Despite its growing popularity, previous media research has rarely pointed its lens at reality television. Cultivation theory suggests that individuals’ television viewing habits can influence and shape their perceptions of reality—their beliefs about how the world operates (Gerbner & Gross, 1976; Gerbner et al., 1979; 1986). Gerbner and Gross (1976) explained, “Television is a medium of the socialization of most people into standardized roles and behaviors. Its function is in a word, enculturation” (p. 175). Cultivation theory has been used to examine various effects of television viewing habits, such as individuals’ perceptions of violence and crime, older and younger people, minority populations, and socioeconomic statuses. Yet few researchers have used cultivation theory to investigate the relationship between television viewing and individuals’ perceptions of body image.

The goal of this study was to use cultivation as a framework to examine the effect of reality television on viewers’ perceived body image. Female college students (n=243) ages 18-24 (M = 18.97; SD = 1.14) viewed an hour-long episode of one of three reality TV shows (The Amazing Race, The Biggest Loser, Dr. 90210) after filling out measures of body image, self-esteem, and an index of cultivation. At post-test, viewers completed a post-test measure of body image. Results showed that although the reported body image of all three groups declined at post-test, the women who watched The Biggest Loser had less reduction in perceived body image as compared to the women in the other two groups [F(2,233) = 7.58, p < .01]. These results would seem to support those of Holstrom (2004), who found that media images of overweight women have a positive effect on the body image of female viewers.
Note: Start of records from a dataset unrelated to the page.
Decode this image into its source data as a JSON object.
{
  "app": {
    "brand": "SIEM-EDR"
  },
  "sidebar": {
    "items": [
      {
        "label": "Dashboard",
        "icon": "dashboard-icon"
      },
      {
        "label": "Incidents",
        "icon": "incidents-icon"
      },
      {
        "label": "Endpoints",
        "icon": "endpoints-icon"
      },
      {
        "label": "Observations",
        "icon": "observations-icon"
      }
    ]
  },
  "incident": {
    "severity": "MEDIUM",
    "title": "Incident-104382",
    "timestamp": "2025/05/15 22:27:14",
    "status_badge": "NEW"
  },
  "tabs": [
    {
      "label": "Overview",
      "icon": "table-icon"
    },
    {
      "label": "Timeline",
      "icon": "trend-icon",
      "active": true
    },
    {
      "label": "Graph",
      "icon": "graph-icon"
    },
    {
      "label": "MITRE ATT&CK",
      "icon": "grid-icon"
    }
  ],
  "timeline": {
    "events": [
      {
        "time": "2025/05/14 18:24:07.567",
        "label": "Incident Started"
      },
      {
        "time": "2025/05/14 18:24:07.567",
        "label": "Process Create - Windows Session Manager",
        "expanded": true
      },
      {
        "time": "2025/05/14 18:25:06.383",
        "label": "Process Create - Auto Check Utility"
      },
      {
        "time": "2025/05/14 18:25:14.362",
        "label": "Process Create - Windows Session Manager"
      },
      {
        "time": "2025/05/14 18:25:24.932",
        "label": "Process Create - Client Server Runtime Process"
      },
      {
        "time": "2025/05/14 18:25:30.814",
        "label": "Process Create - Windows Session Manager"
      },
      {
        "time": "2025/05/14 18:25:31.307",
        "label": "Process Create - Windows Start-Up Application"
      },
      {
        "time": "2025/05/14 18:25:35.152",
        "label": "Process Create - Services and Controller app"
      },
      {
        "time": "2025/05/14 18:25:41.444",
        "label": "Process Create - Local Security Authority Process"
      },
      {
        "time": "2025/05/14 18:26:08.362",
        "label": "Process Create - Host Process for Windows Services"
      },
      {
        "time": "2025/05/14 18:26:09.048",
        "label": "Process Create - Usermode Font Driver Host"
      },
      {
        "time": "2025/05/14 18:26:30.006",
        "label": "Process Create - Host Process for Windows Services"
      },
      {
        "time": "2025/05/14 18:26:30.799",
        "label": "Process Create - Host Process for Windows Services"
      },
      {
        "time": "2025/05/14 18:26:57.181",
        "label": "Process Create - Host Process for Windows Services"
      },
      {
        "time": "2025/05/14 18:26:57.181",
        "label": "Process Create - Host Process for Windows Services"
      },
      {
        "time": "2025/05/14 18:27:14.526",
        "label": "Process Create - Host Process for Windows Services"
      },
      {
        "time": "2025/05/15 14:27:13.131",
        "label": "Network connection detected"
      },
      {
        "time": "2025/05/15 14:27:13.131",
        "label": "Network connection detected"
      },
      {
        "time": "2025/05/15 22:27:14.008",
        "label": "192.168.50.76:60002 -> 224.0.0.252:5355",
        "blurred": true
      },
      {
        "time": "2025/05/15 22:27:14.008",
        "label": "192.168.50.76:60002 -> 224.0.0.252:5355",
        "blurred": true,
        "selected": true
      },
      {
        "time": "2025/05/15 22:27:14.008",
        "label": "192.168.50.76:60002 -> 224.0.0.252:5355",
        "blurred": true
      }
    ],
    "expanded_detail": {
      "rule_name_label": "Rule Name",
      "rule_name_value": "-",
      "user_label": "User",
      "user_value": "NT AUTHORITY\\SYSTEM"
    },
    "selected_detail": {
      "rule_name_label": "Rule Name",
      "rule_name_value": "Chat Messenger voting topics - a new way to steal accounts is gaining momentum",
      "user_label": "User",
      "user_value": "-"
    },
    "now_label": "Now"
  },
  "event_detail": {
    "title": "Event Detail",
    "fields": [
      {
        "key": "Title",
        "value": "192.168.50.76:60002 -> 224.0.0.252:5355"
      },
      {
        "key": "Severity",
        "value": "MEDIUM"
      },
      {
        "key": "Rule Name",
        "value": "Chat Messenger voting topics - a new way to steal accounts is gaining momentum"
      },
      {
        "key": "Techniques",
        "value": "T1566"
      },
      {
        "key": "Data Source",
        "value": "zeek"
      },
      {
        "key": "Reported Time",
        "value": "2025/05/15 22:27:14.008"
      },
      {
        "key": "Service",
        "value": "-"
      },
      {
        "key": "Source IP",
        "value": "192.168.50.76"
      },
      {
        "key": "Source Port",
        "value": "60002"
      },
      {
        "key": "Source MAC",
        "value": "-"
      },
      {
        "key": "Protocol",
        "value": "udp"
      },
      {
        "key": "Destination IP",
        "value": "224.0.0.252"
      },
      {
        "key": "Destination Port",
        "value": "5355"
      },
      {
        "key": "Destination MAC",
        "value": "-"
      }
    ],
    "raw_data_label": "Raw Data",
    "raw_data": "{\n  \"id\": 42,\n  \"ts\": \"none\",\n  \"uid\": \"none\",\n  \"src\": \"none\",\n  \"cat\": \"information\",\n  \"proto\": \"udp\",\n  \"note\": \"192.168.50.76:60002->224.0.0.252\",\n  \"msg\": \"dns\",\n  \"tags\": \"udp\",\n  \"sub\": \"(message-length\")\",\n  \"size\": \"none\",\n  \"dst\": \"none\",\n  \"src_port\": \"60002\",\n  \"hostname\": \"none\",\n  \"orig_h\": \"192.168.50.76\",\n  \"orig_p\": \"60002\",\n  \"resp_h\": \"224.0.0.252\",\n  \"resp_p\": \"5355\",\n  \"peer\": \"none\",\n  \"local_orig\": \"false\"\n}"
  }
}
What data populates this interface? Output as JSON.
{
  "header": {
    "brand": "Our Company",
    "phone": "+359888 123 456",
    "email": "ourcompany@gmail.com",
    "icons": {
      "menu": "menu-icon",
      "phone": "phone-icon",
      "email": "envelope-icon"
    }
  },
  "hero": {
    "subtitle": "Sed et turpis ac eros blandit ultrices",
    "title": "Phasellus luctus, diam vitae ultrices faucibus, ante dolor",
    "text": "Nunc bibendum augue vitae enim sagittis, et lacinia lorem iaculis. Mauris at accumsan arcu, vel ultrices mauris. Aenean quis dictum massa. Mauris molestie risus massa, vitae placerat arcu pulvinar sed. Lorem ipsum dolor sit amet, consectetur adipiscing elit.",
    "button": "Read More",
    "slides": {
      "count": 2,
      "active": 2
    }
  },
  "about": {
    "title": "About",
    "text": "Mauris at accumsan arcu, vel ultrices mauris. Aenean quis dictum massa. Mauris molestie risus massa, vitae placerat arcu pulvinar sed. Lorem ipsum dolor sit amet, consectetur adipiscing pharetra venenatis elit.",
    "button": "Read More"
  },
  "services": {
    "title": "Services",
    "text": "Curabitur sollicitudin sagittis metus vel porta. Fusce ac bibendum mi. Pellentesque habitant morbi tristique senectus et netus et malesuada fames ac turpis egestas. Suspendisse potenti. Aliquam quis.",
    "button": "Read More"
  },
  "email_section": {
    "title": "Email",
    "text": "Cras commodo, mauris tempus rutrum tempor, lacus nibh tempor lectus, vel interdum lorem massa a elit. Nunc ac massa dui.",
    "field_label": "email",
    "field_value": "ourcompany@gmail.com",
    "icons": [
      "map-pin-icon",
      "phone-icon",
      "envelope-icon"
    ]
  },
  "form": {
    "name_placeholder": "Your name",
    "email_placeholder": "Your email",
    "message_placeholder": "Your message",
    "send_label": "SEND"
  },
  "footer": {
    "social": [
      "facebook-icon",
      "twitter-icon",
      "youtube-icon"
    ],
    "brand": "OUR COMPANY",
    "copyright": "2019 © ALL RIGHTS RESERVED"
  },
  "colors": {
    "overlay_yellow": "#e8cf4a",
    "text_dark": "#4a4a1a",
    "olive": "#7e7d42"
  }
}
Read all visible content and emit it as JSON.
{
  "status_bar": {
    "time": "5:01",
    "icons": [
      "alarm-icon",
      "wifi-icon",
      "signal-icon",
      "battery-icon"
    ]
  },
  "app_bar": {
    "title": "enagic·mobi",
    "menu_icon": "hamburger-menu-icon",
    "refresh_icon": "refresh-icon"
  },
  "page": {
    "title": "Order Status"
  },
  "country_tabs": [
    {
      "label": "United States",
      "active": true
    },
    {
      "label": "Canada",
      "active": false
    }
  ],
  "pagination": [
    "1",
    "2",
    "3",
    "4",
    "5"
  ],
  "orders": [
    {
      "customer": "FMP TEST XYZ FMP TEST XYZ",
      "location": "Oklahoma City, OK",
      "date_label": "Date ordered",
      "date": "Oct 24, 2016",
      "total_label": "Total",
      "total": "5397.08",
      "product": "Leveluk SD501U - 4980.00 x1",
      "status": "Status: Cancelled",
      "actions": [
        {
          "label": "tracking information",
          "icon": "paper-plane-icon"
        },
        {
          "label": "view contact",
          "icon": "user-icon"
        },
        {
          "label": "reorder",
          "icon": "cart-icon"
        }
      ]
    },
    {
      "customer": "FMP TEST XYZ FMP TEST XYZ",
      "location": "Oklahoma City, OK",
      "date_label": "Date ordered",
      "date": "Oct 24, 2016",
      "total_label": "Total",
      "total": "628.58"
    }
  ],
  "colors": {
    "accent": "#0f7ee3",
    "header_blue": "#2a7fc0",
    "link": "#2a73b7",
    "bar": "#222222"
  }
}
As one would expect according to cultivation theory, women’s predisposition to cultivation had a significant negative relationship with body image at post-test (r = -.24; p < .01), whereas self-esteem demonstrated a positive relationship with body image (r = .18; p < .01). These results will be discussed within the framework of cultivation theory and directions for future studies will be suggested.